If you haven't viewed Joey Baer's ASL blog on the dying culture of Deaf Clubs, log on at joeybaer.com and click on the one with blue shirt, and "5 minutes" caption underneath. Interesting narrative on diminishing numbers of deaf clubs across the country. He resolves to resurrect these old days of deaf clubs, for us to toss aside the modern technology that took us away from personal socialization/interactions, and is the cause of changing landscape of the deaf community. He is right - technology HAS changed the landscape even though it brought us closer to the mainstream society and enable us to communicate with the public at large without language barrier which is great. The question is DO we want to resurrect the deaf clubs or accept it as part of a life cycle of a community? A beginning is a means of an end. Is it just time for the deaf club to die out? Or should we hold on to it Or just create a different kind? For me, the third is the logical option.

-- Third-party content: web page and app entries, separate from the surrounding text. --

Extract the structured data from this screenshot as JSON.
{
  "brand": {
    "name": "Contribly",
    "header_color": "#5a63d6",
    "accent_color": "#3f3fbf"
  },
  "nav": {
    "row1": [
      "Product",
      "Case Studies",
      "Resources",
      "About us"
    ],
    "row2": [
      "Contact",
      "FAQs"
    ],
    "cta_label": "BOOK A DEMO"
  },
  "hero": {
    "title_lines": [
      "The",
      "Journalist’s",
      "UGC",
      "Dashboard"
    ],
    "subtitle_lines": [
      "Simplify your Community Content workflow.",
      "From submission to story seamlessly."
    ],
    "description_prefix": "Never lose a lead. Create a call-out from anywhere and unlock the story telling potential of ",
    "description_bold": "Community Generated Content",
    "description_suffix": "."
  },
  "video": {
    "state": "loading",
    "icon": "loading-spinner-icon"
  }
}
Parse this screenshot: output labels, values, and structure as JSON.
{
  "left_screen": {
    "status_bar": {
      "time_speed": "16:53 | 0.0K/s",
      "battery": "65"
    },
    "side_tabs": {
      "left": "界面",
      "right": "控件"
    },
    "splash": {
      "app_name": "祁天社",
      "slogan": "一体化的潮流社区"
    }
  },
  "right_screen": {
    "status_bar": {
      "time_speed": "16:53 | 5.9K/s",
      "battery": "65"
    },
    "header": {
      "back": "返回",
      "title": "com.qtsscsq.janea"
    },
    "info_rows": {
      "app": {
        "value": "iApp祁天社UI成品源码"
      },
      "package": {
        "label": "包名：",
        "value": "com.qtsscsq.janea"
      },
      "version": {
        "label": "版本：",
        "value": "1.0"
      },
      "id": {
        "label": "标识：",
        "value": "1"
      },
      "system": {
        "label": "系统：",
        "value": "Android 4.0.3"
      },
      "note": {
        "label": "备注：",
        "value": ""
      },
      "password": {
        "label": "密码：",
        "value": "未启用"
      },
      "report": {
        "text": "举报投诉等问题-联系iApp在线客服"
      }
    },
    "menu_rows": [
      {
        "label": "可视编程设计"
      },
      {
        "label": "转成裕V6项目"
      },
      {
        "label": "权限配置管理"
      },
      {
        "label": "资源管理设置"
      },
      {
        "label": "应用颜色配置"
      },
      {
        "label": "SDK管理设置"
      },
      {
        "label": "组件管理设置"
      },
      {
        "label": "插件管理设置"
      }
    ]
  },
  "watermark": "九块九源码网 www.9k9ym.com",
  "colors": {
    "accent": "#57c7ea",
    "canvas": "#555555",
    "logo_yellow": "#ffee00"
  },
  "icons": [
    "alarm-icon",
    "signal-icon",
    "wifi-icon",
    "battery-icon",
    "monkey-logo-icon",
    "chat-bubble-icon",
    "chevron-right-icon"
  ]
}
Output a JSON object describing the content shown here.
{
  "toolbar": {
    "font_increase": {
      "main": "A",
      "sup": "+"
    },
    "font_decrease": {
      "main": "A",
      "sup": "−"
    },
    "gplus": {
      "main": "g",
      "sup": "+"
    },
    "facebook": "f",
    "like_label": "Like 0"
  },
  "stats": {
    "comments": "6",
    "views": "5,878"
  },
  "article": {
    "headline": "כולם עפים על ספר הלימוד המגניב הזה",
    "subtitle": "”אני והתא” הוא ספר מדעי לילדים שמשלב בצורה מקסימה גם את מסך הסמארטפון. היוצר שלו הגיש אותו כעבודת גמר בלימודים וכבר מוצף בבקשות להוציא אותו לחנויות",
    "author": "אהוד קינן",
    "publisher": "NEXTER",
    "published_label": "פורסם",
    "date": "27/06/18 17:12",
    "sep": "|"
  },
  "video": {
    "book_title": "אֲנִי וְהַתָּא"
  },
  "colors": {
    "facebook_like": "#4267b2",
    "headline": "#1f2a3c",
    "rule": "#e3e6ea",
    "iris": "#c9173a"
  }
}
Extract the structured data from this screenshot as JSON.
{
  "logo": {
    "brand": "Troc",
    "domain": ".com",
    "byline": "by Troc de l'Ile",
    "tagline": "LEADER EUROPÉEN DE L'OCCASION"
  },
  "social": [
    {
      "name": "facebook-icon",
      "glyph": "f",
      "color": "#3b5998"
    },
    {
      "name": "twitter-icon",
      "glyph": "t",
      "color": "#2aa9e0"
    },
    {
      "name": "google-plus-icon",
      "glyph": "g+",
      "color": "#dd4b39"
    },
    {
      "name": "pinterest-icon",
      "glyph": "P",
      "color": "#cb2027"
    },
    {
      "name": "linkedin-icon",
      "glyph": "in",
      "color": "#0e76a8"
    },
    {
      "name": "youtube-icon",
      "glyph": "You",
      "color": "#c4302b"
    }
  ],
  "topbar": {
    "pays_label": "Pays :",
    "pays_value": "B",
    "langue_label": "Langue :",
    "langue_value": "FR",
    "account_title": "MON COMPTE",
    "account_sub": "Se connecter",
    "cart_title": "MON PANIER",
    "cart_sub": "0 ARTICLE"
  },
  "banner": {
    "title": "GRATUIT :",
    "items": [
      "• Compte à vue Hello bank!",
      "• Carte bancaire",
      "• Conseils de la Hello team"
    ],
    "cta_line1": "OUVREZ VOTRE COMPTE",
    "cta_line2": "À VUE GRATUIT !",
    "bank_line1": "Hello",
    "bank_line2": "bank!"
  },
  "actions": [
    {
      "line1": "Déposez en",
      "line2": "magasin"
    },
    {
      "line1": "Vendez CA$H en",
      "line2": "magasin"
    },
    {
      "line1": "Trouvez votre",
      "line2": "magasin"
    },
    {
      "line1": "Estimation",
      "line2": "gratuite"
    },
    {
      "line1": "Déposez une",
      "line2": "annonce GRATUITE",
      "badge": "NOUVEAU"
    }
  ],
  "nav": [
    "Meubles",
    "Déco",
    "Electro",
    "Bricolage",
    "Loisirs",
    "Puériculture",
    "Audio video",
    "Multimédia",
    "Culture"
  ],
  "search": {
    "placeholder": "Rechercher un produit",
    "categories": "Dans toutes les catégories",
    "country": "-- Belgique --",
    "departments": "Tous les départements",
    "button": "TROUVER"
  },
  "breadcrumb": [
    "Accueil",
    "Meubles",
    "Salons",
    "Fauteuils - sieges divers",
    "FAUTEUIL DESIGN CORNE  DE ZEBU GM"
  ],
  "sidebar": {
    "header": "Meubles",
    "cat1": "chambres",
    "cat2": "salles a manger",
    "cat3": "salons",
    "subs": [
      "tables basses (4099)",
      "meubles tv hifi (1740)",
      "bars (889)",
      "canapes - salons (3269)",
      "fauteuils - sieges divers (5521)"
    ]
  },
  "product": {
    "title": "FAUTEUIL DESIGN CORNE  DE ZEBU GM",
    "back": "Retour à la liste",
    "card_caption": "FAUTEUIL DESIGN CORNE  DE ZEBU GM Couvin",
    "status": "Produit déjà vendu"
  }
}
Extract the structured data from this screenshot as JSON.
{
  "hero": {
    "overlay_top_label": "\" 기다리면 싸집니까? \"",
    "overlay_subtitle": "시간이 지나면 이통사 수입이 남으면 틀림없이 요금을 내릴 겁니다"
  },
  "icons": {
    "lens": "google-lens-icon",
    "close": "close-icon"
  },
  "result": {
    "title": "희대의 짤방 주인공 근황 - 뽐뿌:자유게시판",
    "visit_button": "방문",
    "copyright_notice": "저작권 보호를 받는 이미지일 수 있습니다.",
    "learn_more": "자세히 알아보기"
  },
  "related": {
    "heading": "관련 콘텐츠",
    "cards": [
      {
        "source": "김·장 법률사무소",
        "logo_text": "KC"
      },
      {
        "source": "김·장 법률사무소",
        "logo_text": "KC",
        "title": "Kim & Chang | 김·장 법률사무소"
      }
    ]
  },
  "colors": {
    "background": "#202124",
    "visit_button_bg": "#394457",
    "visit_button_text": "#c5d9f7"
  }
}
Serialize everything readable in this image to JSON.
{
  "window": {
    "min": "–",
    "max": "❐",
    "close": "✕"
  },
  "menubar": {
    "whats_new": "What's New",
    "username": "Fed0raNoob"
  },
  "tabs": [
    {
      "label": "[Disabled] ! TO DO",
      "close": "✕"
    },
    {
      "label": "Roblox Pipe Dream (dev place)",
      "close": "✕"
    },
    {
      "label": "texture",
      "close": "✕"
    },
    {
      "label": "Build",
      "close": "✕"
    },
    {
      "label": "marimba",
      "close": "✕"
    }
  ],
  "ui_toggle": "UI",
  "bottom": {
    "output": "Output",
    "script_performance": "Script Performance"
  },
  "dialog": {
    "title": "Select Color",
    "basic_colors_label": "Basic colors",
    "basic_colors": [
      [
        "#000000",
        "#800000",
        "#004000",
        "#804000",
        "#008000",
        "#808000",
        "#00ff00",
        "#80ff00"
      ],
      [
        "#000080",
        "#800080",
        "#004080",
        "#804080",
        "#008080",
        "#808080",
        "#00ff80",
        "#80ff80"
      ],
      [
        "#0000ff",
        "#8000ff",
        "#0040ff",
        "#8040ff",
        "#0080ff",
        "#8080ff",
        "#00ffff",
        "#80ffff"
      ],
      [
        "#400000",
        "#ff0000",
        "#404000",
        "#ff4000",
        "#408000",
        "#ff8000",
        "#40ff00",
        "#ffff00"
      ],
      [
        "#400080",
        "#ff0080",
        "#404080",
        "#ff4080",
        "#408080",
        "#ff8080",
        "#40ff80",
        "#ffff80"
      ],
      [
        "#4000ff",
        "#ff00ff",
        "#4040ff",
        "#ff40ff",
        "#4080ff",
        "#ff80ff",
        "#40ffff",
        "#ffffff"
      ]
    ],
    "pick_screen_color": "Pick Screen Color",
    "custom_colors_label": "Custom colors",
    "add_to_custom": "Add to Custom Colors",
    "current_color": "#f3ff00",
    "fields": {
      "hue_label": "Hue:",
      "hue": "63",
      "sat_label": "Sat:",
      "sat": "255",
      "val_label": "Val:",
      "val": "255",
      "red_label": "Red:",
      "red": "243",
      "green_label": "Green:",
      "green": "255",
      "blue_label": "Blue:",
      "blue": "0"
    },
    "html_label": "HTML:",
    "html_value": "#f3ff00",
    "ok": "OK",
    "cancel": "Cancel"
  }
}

During my parents' time, it was a NECESSITY. These deaf clubs provided a support system. Deafies flocked to the clubs to rant and rave, to ask questions, to listen to advice on how to solve problems at work, with families, with children, with bosses, etc. It was a bloodline for the Deafies. They attended deaf clubs religiously. My time, as a young child, it was more social. Workshops. Celebration. Holidays. Sports. You get the idea. Within 20-30 years, it evolved. We had interpreters, relay service and increased awareness of the deaf. We had IDEA. We had Civil Rights laws. Now, it evolved again. What does a deaf club serve for us now? Seems to be uncertain. What is the "job description" of a deaf club? Sports remains a mainstay part of the club in most places. Referrals is another part in places where there is no state agency for the deaf. We have one here in Arizona, so our PAD (Phoenix Association of the Deaf) does not provide a referral service. Ah, yes, KODAs organization. A relatively new organization for increasing number of parents experiencing parental difficulties with hearing children and a support system for the KODAs. Deaf parents nowadays are more articulate with issues with raising hearing children, the issues they face as CODAs, thus needing an organization.
So, creating a new kind of deaf clubs may be unnecessary since it apparently already has evolved, but for the social aspect, it seems to become an irrevelant part of the deaf club culture. As for myself, I dislike going to deaf clubs solely for social functions due to the fact deaf people are notorious gossipers. I have had my fill of that in my youth and had experienced the destruction of idle gossip, so I avoid that like the plague. I believe many other Deafies feel the same and avoid deaf clubs for similar reasons. It is simply that there is more to life than gossip. I'd rather do other things. An organization is supposed to serve a shared goal by their members for the betterment or enhancement of their lives, not to gossip about others and to destroy others' reputations. That is my view of a deaf club.
So, Joey, you have a genuine passion to preserve the deaf culture which is commendable, but time has an annoying way of evolving, of changing, so the reality is not always accommodating. We STILL have deaf culture, but different from our parents' time. That is part of life. We need to re-define what a deaf club constitutes of and how it should serve the deaf.
Any comment, anyone?